A relative holds a picture of Jordanian pilot Muath al-Kasaesbeh, who was captured by Islamic State after his plane crashed in Syria
A relative holds a picture of Jordanian pilot Muath al-Kasaesbeh, who was captured by Islamic State after his plane crashed in SyriaReuters

Jordan has vowed to secure the release of pilot Muath al-Kaseasbeh, after Islamic State (Isis) released a video showing the execution of Japanese journalist Kenji Goto.

Mohammed al-Momeni, a government spokesman, told Petra news agency that they are doing "everything it can to save the life and secure the release of its pilot".

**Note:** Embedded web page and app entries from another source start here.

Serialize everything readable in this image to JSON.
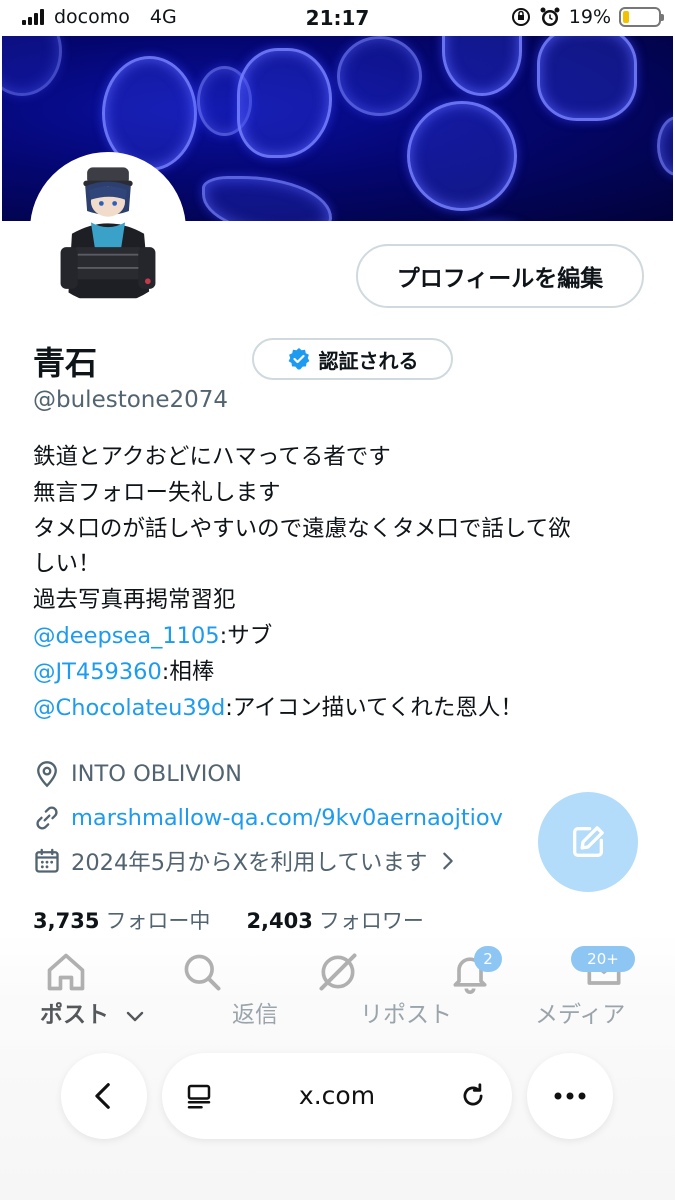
{
  "status_bar": {
    "carrier": "docomo",
    "network": "4G",
    "time": "21:17",
    "battery_percent": "19%",
    "battery_level": 0.19
  },
  "profile": {
    "edit_button": "プロフィールを編集",
    "name": "青石",
    "verify_button": "認証される",
    "handle": "@bulestone2074",
    "bio_lines": [
      [
        {
          "text": "鉄道とアクおどにハマってる者です"
        }
      ],
      [
        {
          "text": "無言フォロー失礼します"
        }
      ],
      [
        {
          "text": "タメ口のが話しやすいので遠慮なくタメ口で話して欲"
        }
      ],
      [
        {
          "text": "しい！"
        }
      ],
      [
        {
          "text": "過去写真再掲常習犯"
        }
      ],
      [
        {
          "text": "@deepsea_1105",
          "mention": true
        },
        {
          "text": ":サブ"
        }
      ],
      [
        {
          "text": "@JT459360",
          "mention": true
        },
        {
          "text": ":相棒"
        }
      ],
      [
        {
          "text": "@Chocolateu39d",
          "mention": true
        },
        {
          "text": ":アイコン描いてくれた恩人！"
        }
      ]
    ],
    "location": "INTO OBLIVION",
    "website": "marshmallow-qa.com/9kv0aernaojtiov",
    "joined": "2024年5月からXを利用しています",
    "following_count": "3,735",
    "following_label": "フォロー中",
    "followers_count": "2,403",
    "followers_label": "フォロワー"
  },
  "tabs": {
    "posts": "ポスト",
    "replies": "返信",
    "reposts": "リポスト",
    "media": "メディア"
  },
  "nav_badges": {
    "notifications": "2",
    "messages": "20+"
  },
  "browser": {
    "url": "x.com"
  },
  "colors": {
    "accent": "#1d9bf0",
    "verified_badge": "#1d9bf0",
    "banner": "#040670"
  }
}
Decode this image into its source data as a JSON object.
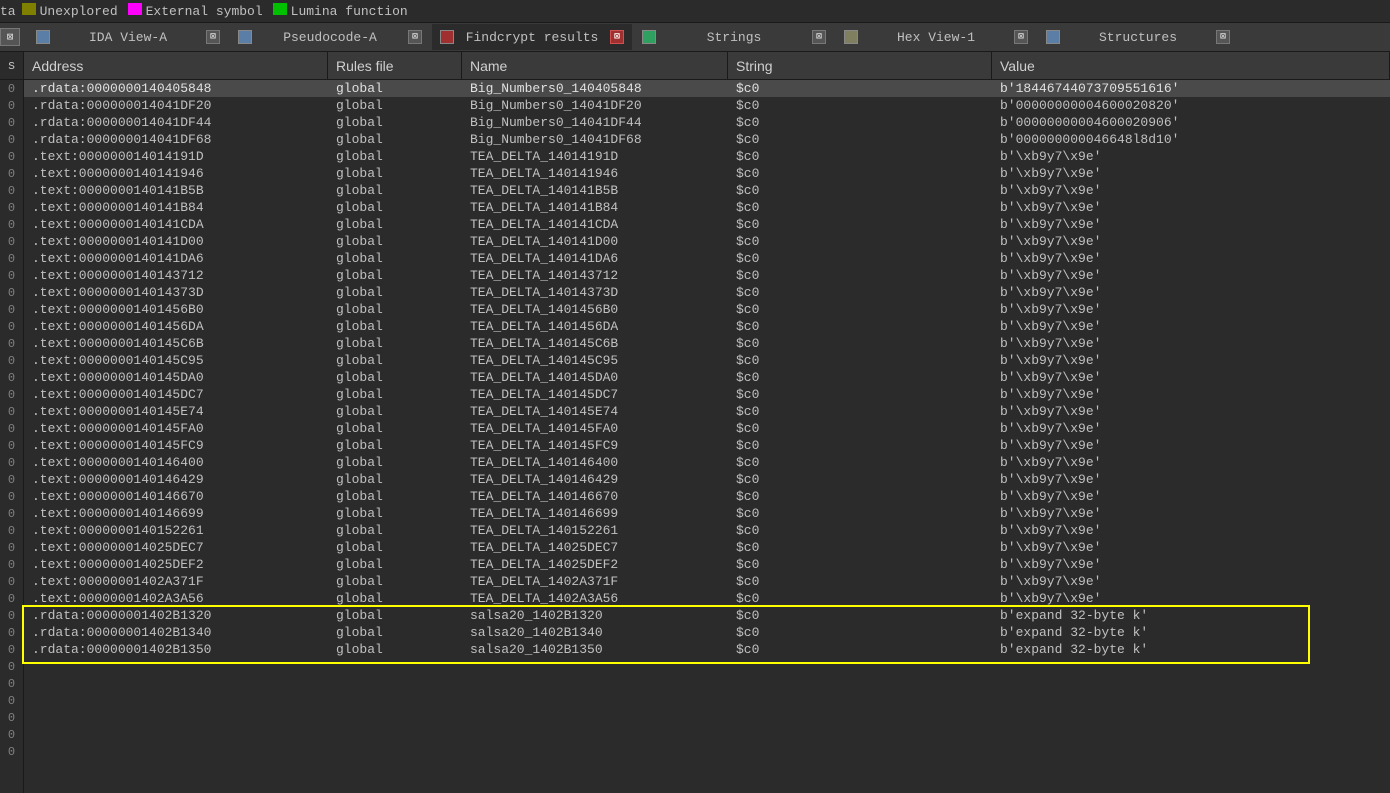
{
  "legend": {
    "cut": "ta",
    "items": [
      {
        "color": "olive",
        "label": "Unexplored"
      },
      {
        "color": "magenta",
        "label": "External symbol"
      },
      {
        "color": "green",
        "label": "Lumina function"
      }
    ]
  },
  "tabs": [
    {
      "icon": "blue",
      "label": "IDA View-A",
      "active": false
    },
    {
      "icon": "blue",
      "label": "Pseudocode-A",
      "active": false
    },
    {
      "icon": "red",
      "label": "Findcrypt results",
      "active": true
    },
    {
      "icon": "green",
      "label": "Strings",
      "active": false
    },
    {
      "icon": "olive",
      "label": "Hex View-1",
      "active": false
    },
    {
      "icon": "blue",
      "label": "Structures",
      "active": false
    }
  ],
  "columns": {
    "gutter": "s",
    "address": "Address",
    "rules": "Rules file",
    "name": "Name",
    "string": "String",
    "value": "Value"
  },
  "gutter_char": "0",
  "rows": [
    {
      "address": ".rdata:0000000140405848",
      "rules": "global",
      "name": "Big_Numbers0_140405848",
      "string": "$c0",
      "value": "b'18446744073709551616'",
      "sel": true
    },
    {
      "address": ".rdata:000000014041DF20",
      "rules": "global",
      "name": "Big_Numbers0_14041DF20",
      "string": "$c0",
      "value": "b'00000000004600020820'"
    },
    {
      "address": ".rdata:000000014041DF44",
      "rules": "global",
      "name": "Big_Numbers0_14041DF44",
      "string": "$c0",
      "value": "b'00000000004600020906'"
    },
    {
      "address": ".rdata:000000014041DF68",
      "rules": "global",
      "name": "Big_Numbers0_14041DF68",
      "string": "$c0",
      "value": "b'000000000046648l8d10'"
    },
    {
      "address": ".text:000000014014191D",
      "rules": "global",
      "name": "TEA_DELTA_14014191D",
      "string": "$c0",
      "value": "b'\\xb9y7\\x9e'"
    },
    {
      "address": ".text:0000000140141946",
      "rules": "global",
      "name": "TEA_DELTA_140141946",
      "string": "$c0",
      "value": "b'\\xb9y7\\x9e'"
    },
    {
      "address": ".text:0000000140141B5B",
      "rules": "global",
      "name": "TEA_DELTA_140141B5B",
      "string": "$c0",
      "value": "b'\\xb9y7\\x9e'"
    },
    {
      "address": ".text:0000000140141B84",
      "rules": "global",
      "name": "TEA_DELTA_140141B84",
      "string": "$c0",
      "value": "b'\\xb9y7\\x9e'"
    },
    {
      "address": ".text:0000000140141CDA",
      "rules": "global",
      "name": "TEA_DELTA_140141CDA",
      "string": "$c0",
      "value": "b'\\xb9y7\\x9e'"
    },
    {
      "address": ".text:0000000140141D00",
      "rules": "global",
      "name": "TEA_DELTA_140141D00",
      "string": "$c0",
      "value": "b'\\xb9y7\\x9e'"
    },
    {
      "address": ".text:0000000140141DA6",
      "rules": "global",
      "name": "TEA_DELTA_140141DA6",
      "string": "$c0",
      "value": "b'\\xb9y7\\x9e'"
    },
    {
      "address": ".text:0000000140143712",
      "rules": "global",
      "name": "TEA_DELTA_140143712",
      "string": "$c0",
      "value": "b'\\xb9y7\\x9e'"
    },
    {
      "address": ".text:000000014014373D",
      "rules": "global",
      "name": "TEA_DELTA_14014373D",
      "string": "$c0",
      "value": "b'\\xb9y7\\x9e'"
    },
    {
      "address": ".text:00000001401456B0",
      "rules": "global",
      "name": "TEA_DELTA_1401456B0",
      "string": "$c0",
      "value": "b'\\xb9y7\\x9e'"
    },
    {
      "address": ".text:00000001401456DA",
      "rules": "global",
      "name": "TEA_DELTA_1401456DA",
      "string": "$c0",
      "value": "b'\\xb9y7\\x9e'"
    },
    {
      "address": ".text:0000000140145C6B",
      "rules": "global",
      "name": "TEA_DELTA_140145C6B",
      "string": "$c0",
      "value": "b'\\xb9y7\\x9e'"
    },
    {
      "address": ".text:0000000140145C95",
      "rules": "global",
      "name": "TEA_DELTA_140145C95",
      "string": "$c0",
      "value": "b'\\xb9y7\\x9e'"
    },
    {
      "address": ".text:0000000140145DA0",
      "rules": "global",
      "name": "TEA_DELTA_140145DA0",
      "string": "$c0",
      "value": "b'\\xb9y7\\x9e'"
    },
    {
      "address": ".text:0000000140145DC7",
      "rules": "global",
      "name": "TEA_DELTA_140145DC7",
      "string": "$c0",
      "value": "b'\\xb9y7\\x9e'"
    },
    {
      "address": ".text:0000000140145E74",
      "rules": "global",
      "name": "TEA_DELTA_140145E74",
      "string": "$c0",
      "value": "b'\\xb9y7\\x9e'"
    },
    {
      "address": ".text:0000000140145FA0",
      "rules": "global",
      "name": "TEA_DELTA_140145FA0",
      "string": "$c0",
      "value": "b'\\xb9y7\\x9e'"
    },
    {
      "address": ".text:0000000140145FC9",
      "rules": "global",
      "name": "TEA_DELTA_140145FC9",
      "string": "$c0",
      "value": "b'\\xb9y7\\x9e'"
    },
    {
      "address": ".text:0000000140146400",
      "rules": "global",
      "name": "TEA_DELTA_140146400",
      "string": "$c0",
      "value": "b'\\xb9y7\\x9e'"
    },
    {
      "address": ".text:0000000140146429",
      "rules": "global",
      "name": "TEA_DELTA_140146429",
      "string": "$c0",
      "value": "b'\\xb9y7\\x9e'"
    },
    {
      "address": ".text:0000000140146670",
      "rules": "global",
      "name": "TEA_DELTA_140146670",
      "string": "$c0",
      "value": "b'\\xb9y7\\x9e'"
    },
    {
      "address": ".text:0000000140146699",
      "rules": "global",
      "name": "TEA_DELTA_140146699",
      "string": "$c0",
      "value": "b'\\xb9y7\\x9e'"
    },
    {
      "address": ".text:0000000140152261",
      "rules": "global",
      "name": "TEA_DELTA_140152261",
      "string": "$c0",
      "value": "b'\\xb9y7\\x9e'"
    },
    {
      "address": ".text:000000014025DEC7",
      "rules": "global",
      "name": "TEA_DELTA_14025DEC7",
      "string": "$c0",
      "value": "b'\\xb9y7\\x9e'"
    },
    {
      "address": ".text:000000014025DEF2",
      "rules": "global",
      "name": "TEA_DELTA_14025DEF2",
      "string": "$c0",
      "value": "b'\\xb9y7\\x9e'"
    },
    {
      "address": ".text:00000001402A371F",
      "rules": "global",
      "name": "TEA_DELTA_1402A371F",
      "string": "$c0",
      "value": "b'\\xb9y7\\x9e'"
    },
    {
      "address": ".text:00000001402A3A56",
      "rules": "global",
      "name": "TEA_DELTA_1402A3A56",
      "string": "$c0",
      "value": "b'\\xb9y7\\x9e'"
    },
    {
      "address": ".rdata:00000001402B1320",
      "rules": "global",
      "name": "salsa20_1402B1320",
      "string": "$c0",
      "value": "b'expand 32-byte k'",
      "hl": true
    },
    {
      "address": ".rdata:00000001402B1340",
      "rules": "global",
      "name": "salsa20_1402B1340",
      "string": "$c0",
      "value": "b'expand 32-byte k'",
      "hl": true
    },
    {
      "address": ".rdata:00000001402B1350",
      "rules": "global",
      "name": "salsa20_1402B1350",
      "string": "$c0",
      "value": "b'expand 32-byte k'",
      "hl": true
    }
  ],
  "blank_gutter_rows": 6,
  "close_glyph": "⊠"
}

He said: "All state organisations have been mobilised to secure the proof of life that we require so that he can be freed and returned to his home."

There is sparse information on the Isis hostage's condition or whereabouts. Lt Muath al-Kaseasbeh, was captured when his plane came down in Syria during December on a mission to support the US-led, anti-IS military coalition.

Jordan said on Friday that it will only release Sajida Mubarak Atrous al-Rishawi, a would-be suicide bomber currently on death row, if it gets proof al-Kaseasbeh is alive.

The spokesman also condemned the murder of Japanese journalist Goto after days of intensive efforts through intermediaries to save him.

"We spared no effort, in coordination with the Japanese government, to save his life," Momeni said.

Lt al-Kaseasbeh's father, Safi al-Kassasbeh, today spoke out in horror at the killing of Goto saying the Jordanian "government is responsible" for his son's fate.

Members of the al-Kaseasbeh tribe held a candlelight vigil in his home town of Karak, Jordan on Saturday, carrying posters with "we are all Mu'adh" written in Arabic.

An uncle of the pilot, Yassin Rawashda, said on Sunday that "we want the government to tell us the truth". He says the family also wants to know more about the negotiations between Jordan and Isis.

The government is also under pressure to win the release of Lt al-Kaseasbeh, the first foreign pilot to be captured by Isis since a US-led military coalition began carrying out air strikes in Iraq and Syria in September.

There was no mention of the fate of al-Kaseasbeh, a Jordanian F-16 fighter pilot in last night's footage, and Jordan has previously threatened to kill all of its Islamic State hostages if he is harmed.

Elijah Magnier, chief international correspondent for Kuwait's Al Rai newspaper, told MailOnline: "I have reliable contact in the Jordanian government who says a message has been passed to Isis.

"It warns that if they kill the pilot they will implement the death sentences for Sajida and other Isis prisoners as soon as possible."